DATA EXTRACT Start Marker

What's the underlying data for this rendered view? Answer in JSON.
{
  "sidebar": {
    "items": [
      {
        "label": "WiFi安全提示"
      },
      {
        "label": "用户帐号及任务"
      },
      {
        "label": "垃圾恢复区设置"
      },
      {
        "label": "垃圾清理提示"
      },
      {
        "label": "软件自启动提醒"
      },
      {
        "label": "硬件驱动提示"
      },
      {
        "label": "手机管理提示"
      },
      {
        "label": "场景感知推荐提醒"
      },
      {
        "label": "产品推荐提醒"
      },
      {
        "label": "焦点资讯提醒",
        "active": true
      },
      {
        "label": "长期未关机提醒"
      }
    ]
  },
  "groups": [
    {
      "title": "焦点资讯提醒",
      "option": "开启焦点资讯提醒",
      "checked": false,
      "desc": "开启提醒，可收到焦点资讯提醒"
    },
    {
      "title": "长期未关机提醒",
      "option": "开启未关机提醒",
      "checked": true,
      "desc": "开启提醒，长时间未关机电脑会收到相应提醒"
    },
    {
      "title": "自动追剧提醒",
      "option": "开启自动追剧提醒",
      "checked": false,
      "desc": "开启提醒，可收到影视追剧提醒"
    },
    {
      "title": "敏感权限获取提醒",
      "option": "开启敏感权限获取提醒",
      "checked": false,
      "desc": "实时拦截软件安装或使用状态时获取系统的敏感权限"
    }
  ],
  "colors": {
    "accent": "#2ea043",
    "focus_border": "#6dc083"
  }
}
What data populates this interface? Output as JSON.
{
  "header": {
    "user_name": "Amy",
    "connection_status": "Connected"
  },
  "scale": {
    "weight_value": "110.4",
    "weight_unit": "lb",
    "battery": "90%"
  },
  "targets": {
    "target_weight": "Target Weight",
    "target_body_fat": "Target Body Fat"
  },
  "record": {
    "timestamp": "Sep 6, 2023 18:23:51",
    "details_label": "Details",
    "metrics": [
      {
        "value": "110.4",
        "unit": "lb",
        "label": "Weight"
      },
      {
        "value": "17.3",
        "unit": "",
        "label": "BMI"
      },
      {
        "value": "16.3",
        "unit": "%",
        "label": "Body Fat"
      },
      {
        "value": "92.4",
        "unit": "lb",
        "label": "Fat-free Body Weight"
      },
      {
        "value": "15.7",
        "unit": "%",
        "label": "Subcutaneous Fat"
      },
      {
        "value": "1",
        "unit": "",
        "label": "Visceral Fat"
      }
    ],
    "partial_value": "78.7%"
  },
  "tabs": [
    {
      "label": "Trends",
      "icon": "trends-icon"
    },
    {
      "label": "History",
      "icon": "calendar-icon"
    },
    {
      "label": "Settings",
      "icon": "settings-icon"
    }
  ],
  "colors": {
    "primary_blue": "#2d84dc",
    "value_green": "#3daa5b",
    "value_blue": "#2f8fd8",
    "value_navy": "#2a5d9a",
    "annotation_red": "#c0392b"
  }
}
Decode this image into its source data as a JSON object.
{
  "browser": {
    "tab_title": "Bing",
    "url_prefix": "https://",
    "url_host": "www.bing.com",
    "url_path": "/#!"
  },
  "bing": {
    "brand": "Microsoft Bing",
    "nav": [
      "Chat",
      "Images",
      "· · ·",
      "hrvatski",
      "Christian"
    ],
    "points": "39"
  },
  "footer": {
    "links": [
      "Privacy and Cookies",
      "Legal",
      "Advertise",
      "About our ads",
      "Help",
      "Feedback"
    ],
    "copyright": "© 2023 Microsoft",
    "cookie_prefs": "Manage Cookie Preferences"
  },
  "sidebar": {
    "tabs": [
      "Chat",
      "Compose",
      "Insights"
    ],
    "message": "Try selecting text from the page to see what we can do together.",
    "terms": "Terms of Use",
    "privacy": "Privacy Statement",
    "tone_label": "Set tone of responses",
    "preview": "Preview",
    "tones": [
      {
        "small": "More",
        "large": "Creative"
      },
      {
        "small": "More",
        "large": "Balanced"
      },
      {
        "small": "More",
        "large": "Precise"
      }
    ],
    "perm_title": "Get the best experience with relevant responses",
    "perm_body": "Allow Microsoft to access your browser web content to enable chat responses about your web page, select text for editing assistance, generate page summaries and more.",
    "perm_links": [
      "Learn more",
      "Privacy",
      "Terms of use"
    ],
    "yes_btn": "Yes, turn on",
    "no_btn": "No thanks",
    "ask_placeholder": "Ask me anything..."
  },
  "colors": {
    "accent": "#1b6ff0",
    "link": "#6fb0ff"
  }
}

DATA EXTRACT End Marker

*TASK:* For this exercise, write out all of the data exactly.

*TASK RESPONSE:*
What's the underlying data for this rendered view? Answer in JSON.
{
  "sidebar": {
    "items": [
      {
        "label": "WiFi安全提示"
      },
      {
        "label": "用户帐号及任务"
      },
      {
        "label": "垃圾恢复区设置"
      },
      {
        "label": "垃圾清理提示"
      },
      {
        "label": "软件自启动提醒"
      },
      {
        "label": "硬件驱动提示"
      },
      {
        "label": "手机管理提示"
      },
      {
        "label": "场景感知推荐提醒"
      },
      {
        "label": "产品推荐提醒"
      },
      {
        "label": "焦点资讯提醒",
        "active": true
      },
      {
        "label": "长期未关机提醒"
      }
    ]
  },
  "groups": [
    {
      "title": "焦点资讯提醒",
      "option": "开启焦点资讯提醒",
      "checked": false,
      "desc": "开启提醒，可收到焦点资讯提醒"
    },
    {
      "title": "长期未关机提醒",
      "option": "开启未关机提醒",
      "checked": true,
      "desc": "开启提醒，长时间未关机电脑会收到相应提醒"
    },
    {
      "title": "自动追剧提醒",
      "option": "开启自动追剧提醒",
      "checked": false,
      "desc": "开启提醒，可收到影视追剧提醒"
    },
    {
      "title": "敏感权限获取提醒",
      "option": "开启敏感权限获取提醒",
      "checked": false,
      "desc": "实时拦截软件安装或使用状态时获取系统的敏感权限"
    }
  ],
  "colors": {
    "accent": "#2ea043",
    "focus_border": "#6dc083"
  }
}
What data populates this interface? Output as JSON.
{
  "header": {
    "user_name": "Amy",
    "connection_status": "Connected"
  },
  "scale": {
    "weight_value": "110.4",
    "weight_unit": "lb",
    "battery": "90%"
  },
  "targets": {
    "target_weight": "Target Weight",
    "target_body_fat": "Target Body Fat"
  },
  "record": {
    "timestamp": "Sep 6, 2023 18:23:51",
    "details_label": "Details",
    "metrics": [
      {
        "value": "110.4",
        "unit": "lb",
        "label": "Weight"
      },
      {
        "value": "17.3",
        "unit": "",
        "label": "BMI"
      },
      {
        "value": "16.3",
        "unit": "%",
        "label": "Body Fat"
      },
      {
        "value": "92.4",
        "unit": "lb",
        "label": "Fat-free Body Weight"
      },
      {
        "value": "15.7",
        "unit": "%",
        "label": "Subcutaneous Fat"
      },
      {
        "value": "1",
        "unit": "",
        "label": "Visceral Fat"
      }
    ],
    "partial_value": "78.7%"
  },
  "tabs": [
    {
      "label": "Trends",
      "icon": "trends-icon"
    },
    {
      "label": "History",
      "icon": "calendar-icon"
    },
    {
      "label": "Settings",
      "icon": "settings-icon"
    }
  ],
  "colors": {
    "primary_blue": "#2d84dc",
    "value_green": "#3daa5b",
    "value_blue": "#2f8fd8",
    "value_navy": "#2a5d9a",
    "annotation_red": "#c0392b"
  }
}
Decode this image into its source data as a JSON object.
{
  "browser": {
    "tab_title": "Bing",
    "url_prefix": "https://",
    "url_host": "www.bing.com",
    "url_path": "/#!"
  },
  "bing": {
    "brand": "Microsoft Bing",
    "nav": [
      "Chat",
      "Images",
      "· · ·",
      "hrvatski",
      "Christian"
    ],
    "points": "39"
  },
  "footer": {
    "links": [
      "Privacy and Cookies",
      "Legal",
      "Advertise",
      "About our ads",
      "Help",
      "Feedback"
    ],
    "copyright": "© 2023 Microsoft",
    "cookie_prefs": "Manage Cookie Preferences"
  },
  "sidebar": {
    "tabs": [
      "Chat",
      "Compose",
      "Insights"
    ],
    "message": "Try selecting text from the page to see what we can do together.",
    "terms": "Terms of Use",
    "privacy": "Privacy Statement",
    "tone_label": "Set tone of responses",
    "preview": "Preview",
    "tones": [
      {
        "small": "More",
        "large": "Creative"
      },
      {
        "small": "More",
        "large": "Balanced"
      },
      {
        "small": "More",
        "large": "Precise"
      }
    ],
    "perm_title": "Get the best experience with relevant responses",
    "perm_body": "Allow Microsoft to access your browser web content to enable chat responses about your web page, select text for editing assistance, generate page summaries and more.",
    "perm_links": [
      "Learn more",
      "Privacy",
      "Terms of use"
    ],
    "yes_btn": "Yes, turn on",
    "no_btn": "No thanks",
    "ask_placeholder": "Ask me anything..."
  },
  "colors": {
    "accent": "#1b6ff0",
    "link": "#6fb0ff"
  }
}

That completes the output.